• _Work task_
The expected response is a copy of every line in the entries below that includes the word "this".

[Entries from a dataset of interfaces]

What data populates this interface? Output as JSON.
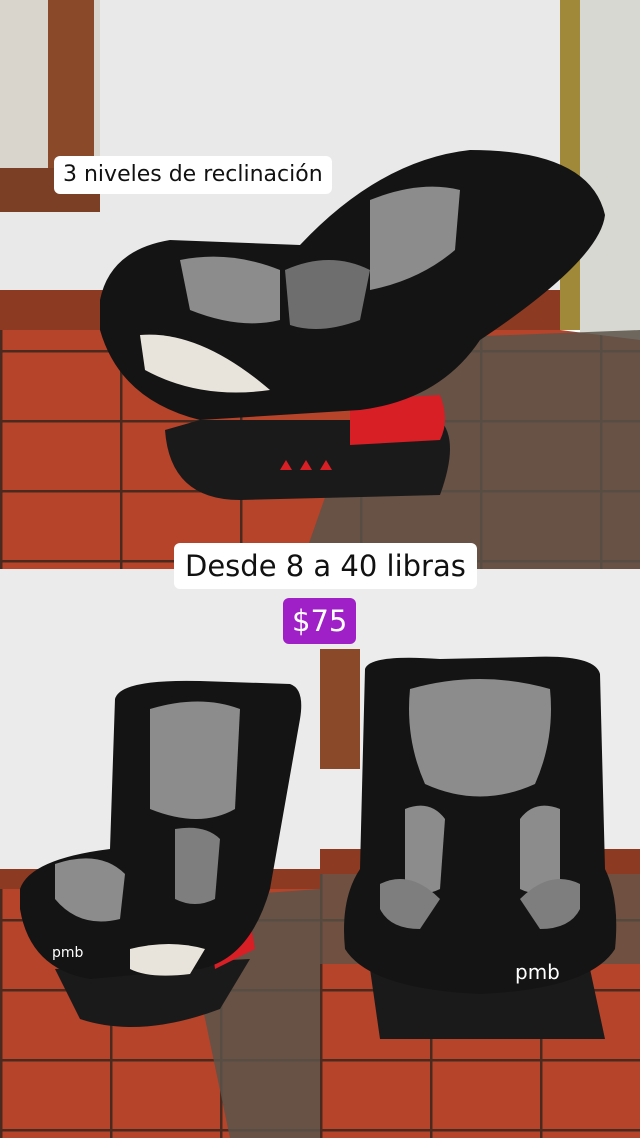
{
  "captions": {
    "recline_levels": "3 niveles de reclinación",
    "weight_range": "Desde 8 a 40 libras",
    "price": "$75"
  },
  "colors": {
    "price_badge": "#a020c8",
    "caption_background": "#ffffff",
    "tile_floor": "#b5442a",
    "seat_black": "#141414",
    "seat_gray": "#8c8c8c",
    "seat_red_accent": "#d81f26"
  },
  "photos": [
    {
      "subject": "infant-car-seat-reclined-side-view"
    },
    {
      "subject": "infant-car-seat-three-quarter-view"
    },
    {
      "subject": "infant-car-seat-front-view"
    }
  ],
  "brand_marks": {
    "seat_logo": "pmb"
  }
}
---
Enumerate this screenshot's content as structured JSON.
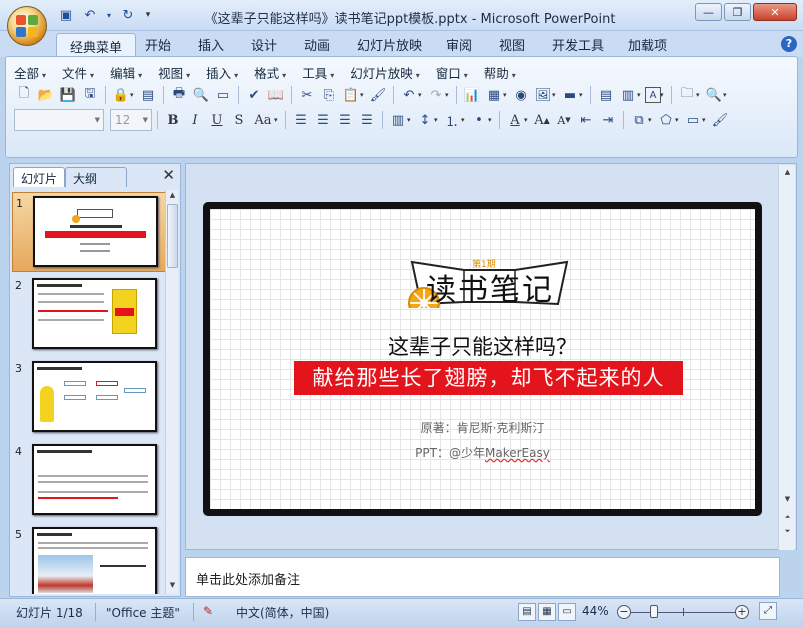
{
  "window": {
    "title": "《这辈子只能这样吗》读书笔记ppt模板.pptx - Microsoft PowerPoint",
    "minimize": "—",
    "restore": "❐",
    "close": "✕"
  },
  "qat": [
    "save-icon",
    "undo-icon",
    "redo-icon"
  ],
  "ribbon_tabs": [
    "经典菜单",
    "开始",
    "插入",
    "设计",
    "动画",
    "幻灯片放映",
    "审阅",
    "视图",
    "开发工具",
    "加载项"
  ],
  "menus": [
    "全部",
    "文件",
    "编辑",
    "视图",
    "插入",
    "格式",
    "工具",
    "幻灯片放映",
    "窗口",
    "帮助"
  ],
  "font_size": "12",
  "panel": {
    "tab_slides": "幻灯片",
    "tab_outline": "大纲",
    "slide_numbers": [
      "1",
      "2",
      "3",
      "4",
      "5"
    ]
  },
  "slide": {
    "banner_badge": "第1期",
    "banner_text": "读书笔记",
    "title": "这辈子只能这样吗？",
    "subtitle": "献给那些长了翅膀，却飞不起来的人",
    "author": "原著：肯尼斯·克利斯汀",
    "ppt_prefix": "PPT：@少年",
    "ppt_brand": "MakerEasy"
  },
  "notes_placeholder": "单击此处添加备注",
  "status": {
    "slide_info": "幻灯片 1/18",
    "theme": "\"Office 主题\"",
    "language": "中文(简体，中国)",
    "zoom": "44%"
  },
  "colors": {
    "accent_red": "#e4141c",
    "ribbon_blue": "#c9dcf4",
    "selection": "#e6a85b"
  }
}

• _Answer space_
What data populates this interface? Output as JSON.
Enumerate this screenshot's content as structured JSON.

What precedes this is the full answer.